■ Your task
Among the records below, find the lines with the word "username" and copy them.

[Opening Task inputs section]

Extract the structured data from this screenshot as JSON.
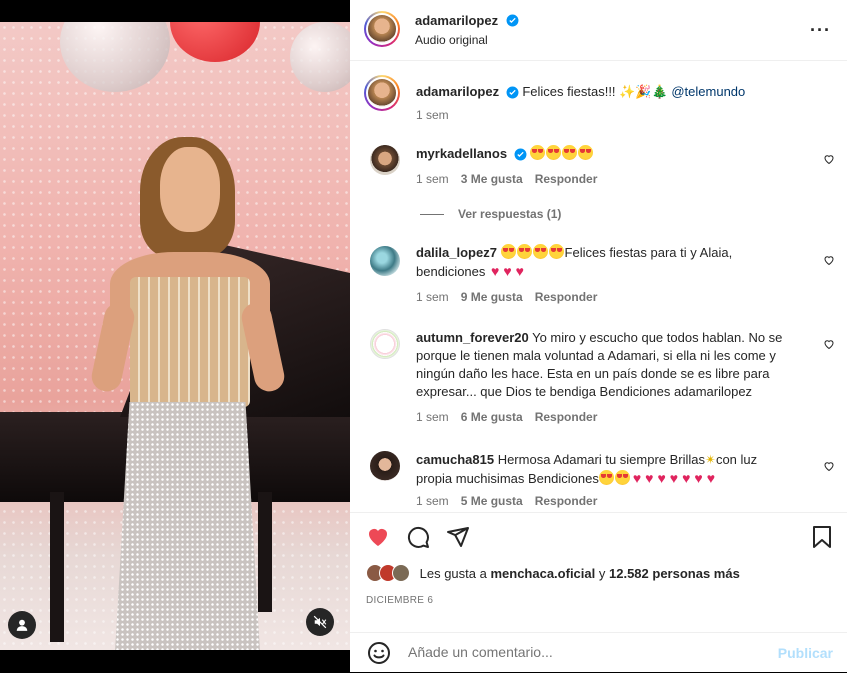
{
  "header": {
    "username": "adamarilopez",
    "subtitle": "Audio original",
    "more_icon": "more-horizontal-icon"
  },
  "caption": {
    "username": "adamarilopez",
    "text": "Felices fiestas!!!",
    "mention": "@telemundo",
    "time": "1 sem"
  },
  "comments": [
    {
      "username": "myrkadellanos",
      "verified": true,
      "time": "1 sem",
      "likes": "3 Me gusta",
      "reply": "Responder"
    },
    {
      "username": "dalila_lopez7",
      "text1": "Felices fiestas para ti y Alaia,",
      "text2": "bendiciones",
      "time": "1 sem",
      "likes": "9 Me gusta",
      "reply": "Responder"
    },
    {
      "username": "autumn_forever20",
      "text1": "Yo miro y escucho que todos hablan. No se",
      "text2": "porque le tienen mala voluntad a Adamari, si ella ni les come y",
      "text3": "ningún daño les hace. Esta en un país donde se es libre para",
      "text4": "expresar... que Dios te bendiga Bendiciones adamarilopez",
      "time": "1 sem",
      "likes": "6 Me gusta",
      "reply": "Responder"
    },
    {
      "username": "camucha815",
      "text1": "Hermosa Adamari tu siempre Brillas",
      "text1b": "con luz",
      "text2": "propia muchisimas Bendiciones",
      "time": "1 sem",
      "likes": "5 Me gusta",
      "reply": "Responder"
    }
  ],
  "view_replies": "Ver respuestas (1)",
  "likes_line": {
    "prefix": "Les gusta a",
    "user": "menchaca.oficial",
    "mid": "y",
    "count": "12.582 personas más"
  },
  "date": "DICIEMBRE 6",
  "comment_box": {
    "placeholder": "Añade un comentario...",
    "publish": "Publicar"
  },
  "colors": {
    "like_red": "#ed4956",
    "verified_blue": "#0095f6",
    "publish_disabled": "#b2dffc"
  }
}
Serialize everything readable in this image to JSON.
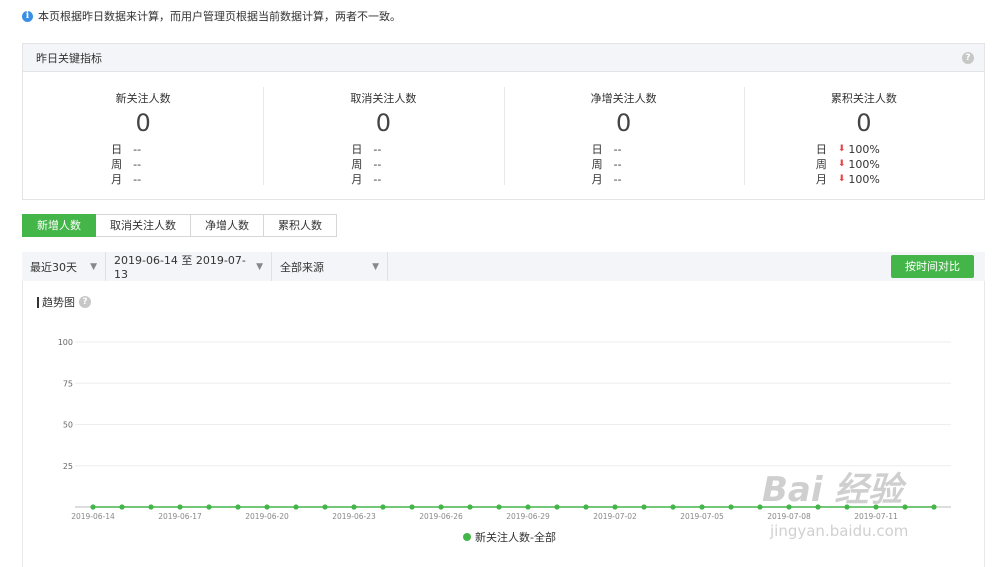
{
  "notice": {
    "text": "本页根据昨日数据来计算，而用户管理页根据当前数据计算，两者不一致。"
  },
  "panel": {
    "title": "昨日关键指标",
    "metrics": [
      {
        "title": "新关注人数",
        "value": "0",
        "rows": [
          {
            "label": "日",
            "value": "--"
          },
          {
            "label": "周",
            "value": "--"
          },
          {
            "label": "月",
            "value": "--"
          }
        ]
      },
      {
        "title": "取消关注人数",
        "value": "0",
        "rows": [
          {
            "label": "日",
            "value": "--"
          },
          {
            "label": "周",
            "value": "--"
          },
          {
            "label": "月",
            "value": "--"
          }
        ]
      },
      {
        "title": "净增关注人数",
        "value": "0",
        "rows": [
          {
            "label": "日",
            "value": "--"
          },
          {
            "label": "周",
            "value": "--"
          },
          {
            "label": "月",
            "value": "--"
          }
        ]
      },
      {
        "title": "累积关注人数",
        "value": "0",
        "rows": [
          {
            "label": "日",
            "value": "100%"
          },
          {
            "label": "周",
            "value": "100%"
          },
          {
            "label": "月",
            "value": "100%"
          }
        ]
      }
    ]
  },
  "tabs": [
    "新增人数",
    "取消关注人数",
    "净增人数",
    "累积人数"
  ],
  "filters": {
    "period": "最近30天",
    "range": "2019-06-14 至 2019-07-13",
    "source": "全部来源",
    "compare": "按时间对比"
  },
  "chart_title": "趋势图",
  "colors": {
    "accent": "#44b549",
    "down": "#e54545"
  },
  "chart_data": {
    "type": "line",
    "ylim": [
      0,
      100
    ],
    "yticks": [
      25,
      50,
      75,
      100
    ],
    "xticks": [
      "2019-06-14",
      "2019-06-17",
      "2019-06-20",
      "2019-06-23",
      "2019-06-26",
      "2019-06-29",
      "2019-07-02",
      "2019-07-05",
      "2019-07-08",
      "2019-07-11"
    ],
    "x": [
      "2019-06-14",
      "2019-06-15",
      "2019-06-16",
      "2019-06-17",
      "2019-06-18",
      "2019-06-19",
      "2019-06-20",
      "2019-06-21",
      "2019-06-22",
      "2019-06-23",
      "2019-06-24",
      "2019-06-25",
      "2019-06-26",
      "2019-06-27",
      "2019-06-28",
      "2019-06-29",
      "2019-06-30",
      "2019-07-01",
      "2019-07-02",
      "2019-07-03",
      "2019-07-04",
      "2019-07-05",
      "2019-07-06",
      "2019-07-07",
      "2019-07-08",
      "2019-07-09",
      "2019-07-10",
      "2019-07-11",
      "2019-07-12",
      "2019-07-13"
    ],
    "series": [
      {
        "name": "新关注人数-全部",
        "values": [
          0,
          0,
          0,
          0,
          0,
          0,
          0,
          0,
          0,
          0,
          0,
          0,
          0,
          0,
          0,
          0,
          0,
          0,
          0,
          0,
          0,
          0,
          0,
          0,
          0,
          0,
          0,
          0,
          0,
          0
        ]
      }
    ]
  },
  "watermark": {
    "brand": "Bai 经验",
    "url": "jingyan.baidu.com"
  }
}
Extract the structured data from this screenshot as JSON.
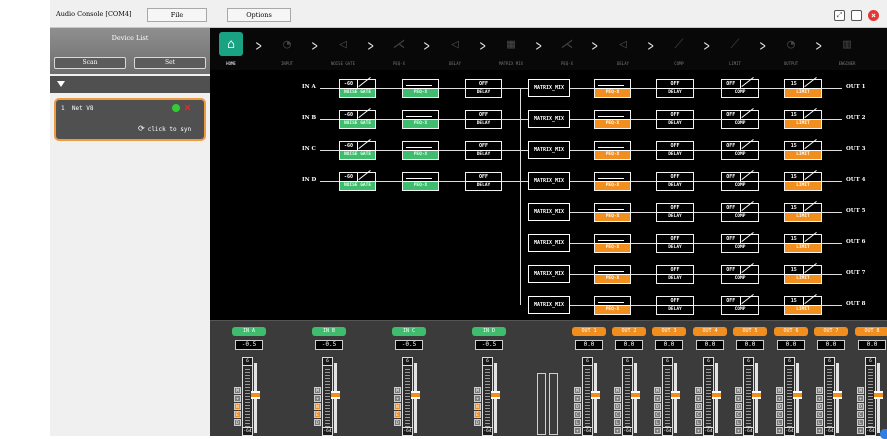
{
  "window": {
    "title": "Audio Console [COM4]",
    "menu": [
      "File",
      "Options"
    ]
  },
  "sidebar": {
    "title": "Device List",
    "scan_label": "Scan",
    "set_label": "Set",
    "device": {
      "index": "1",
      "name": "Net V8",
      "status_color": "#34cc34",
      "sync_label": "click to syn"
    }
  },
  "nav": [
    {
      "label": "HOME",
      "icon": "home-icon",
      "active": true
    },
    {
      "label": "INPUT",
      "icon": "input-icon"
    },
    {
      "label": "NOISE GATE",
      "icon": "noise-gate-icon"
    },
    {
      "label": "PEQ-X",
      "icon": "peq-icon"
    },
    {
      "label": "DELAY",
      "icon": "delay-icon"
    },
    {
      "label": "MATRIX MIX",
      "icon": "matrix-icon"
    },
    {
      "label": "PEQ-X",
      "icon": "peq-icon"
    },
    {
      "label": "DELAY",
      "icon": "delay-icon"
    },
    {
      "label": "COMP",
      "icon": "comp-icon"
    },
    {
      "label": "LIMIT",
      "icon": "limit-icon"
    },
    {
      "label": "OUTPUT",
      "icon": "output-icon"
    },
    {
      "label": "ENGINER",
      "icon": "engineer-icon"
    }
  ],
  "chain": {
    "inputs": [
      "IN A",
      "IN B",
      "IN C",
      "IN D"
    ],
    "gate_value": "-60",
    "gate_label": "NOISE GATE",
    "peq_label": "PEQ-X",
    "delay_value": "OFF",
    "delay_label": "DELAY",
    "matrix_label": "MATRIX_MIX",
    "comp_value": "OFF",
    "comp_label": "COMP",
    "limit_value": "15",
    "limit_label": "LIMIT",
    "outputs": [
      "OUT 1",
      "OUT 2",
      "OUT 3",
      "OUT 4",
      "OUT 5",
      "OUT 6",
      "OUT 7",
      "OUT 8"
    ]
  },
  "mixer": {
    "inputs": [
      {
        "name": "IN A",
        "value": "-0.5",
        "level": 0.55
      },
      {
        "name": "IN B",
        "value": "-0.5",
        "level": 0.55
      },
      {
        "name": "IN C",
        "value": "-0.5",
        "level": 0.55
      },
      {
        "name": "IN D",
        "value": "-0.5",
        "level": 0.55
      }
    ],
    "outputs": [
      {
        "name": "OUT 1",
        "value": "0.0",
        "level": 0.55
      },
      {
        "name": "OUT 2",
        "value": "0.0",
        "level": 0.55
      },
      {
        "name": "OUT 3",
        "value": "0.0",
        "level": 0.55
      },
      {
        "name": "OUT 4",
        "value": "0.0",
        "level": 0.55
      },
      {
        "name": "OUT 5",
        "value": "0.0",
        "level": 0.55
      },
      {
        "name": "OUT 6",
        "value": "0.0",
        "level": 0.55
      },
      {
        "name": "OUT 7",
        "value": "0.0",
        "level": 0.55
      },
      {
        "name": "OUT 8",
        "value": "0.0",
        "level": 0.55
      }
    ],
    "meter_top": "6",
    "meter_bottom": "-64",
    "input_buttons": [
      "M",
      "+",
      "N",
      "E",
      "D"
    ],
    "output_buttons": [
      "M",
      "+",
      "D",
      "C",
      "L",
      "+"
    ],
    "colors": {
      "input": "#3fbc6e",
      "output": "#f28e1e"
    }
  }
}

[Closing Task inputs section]

■ Exercise output
    "username": "adamarilopez",
    "username": "adamarilopez",
      "username": "myrkadellanos",
      "username": "dalila_lopez7",
      "username": "autumn_forever20",
      "username": "camucha815",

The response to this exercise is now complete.